"There is absolutely going to be drama with peers," says Dr. Sass. Peer groups shift and change. Friends come and go, and sometimes friends are mean. That's just part of growing up.
But the internet also offers teens an unprecedented degree of access into others' lives via technology, from social media to geo-tracking. That can be an open door for bullying and controlling relationships.
"Most parents know if a kid's sleeping over at a friend's house who that friend is and probably who the parents are," says Dr. Sass. "That kind of awareness and vigilance doesn't happen as often with digital media."
Kids' online interactions aren't something parents should live in fear of, but they should familiarize themselves with the platforms their teens are using to interact — how they work, who they're interacting with, and how those interactions make them feel.
Most teens explore their gender and sexuality, and they're curious about the gender and sexuality expressions of their peers. Teens who identify as different from their birth gender or orientation face greater risks: bullying, marginalization, depression and drug abuse.

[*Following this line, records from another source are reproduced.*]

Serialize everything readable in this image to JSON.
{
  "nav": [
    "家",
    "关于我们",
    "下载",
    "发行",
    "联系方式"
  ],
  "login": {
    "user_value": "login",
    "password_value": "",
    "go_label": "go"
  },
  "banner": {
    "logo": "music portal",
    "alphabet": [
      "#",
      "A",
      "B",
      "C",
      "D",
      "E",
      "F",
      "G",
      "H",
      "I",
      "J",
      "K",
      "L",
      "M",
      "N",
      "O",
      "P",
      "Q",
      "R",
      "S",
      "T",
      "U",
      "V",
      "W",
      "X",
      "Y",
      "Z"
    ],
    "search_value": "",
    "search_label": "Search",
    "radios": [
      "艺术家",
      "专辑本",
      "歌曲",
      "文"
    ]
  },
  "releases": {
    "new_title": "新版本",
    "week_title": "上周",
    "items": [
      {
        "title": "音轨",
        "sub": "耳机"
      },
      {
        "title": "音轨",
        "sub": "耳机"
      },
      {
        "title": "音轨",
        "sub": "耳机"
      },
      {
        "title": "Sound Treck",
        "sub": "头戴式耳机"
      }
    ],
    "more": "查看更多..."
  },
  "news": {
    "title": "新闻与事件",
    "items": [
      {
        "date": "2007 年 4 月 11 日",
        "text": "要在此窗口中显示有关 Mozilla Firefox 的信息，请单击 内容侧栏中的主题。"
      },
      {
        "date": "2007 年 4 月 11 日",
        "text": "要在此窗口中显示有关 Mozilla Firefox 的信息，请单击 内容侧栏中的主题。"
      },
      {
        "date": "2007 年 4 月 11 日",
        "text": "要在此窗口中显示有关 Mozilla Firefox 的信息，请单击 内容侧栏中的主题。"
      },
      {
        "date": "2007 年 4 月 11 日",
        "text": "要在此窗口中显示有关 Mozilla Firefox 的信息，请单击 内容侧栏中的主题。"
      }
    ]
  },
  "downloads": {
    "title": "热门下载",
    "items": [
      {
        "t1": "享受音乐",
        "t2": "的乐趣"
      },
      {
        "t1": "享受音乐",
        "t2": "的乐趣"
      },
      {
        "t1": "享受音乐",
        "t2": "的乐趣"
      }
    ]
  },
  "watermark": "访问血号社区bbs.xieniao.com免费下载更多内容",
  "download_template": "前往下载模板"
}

Family pressure and political views often factor into the family dynamics surrounding gender and sexuality.
"I try to develop an understanding of what the teen is thinking and experiencing, gauge where the parent is at in terms of their awareness and acceptance of the teen, and understand the family dynamic so that I can offer education and resources that might help," says Dr. Sass. "Even parents who are really accepting often go through a period of mourning for the identity they'd assumed for their child. There are some great community organizations who can work with parents and teens on these issues."
"Parents often will bring a kid in and say, 'Oh, she's fatigued all the time. Can you check her thyroid?'" says Dr. Sass. "I say, 'Let's see what else is going on.'"
Often, the problem is that kids are overscheduled: They have school, athletics, clubs, maybe even a part-time job. Teens still need about eight to 10 hours of sleep per night — and if the demands of their schedule are keeping them up late and getting them up early, they're not getting enough. Teens can become chronically sleep deprived, which affects their physical and emotional health, and can lead to burnout.
That can be tough for parents to come to terms with, says Dr. Sass, because many parents see academics, athletics and other extracurriculars as critical to their kids' future success.
"When you have a teen who's successful, parents sometimes see that as a marker of their potential," says Dr. Sass. "But for teens just as much as for younger kids, education is more about the process of learning than the grades."
Teens are becoming adults, but in many ways, they're still kids. They're growing and changing, and though they're testing their independence and developing their own views, they still look to their parents as guides to the world.
"Kids typically can't take the initiative to change their schedule," says Dr. Sass. "They need a parent to sit down and really look at their academic loads and extracurriculars and determine if scaling back might be the best way to go — and if so, to have the confidence to make that change."
When teens bring up their concerns, says Dr. Sass, parents are often quick to try to fix them. The unintended consequence: "Teens sometimes feel blown off."
Instead, she says, "Have a listening ear and give them space to describe. Ask broad, open-ended questions. Fight the urge to offer opinions or advice. Honestly, teens like to tell you about their lives. You give them an opportunity, you can't shut them up."
Dr. Sass's go-to conversation starter: "Tell me more about that."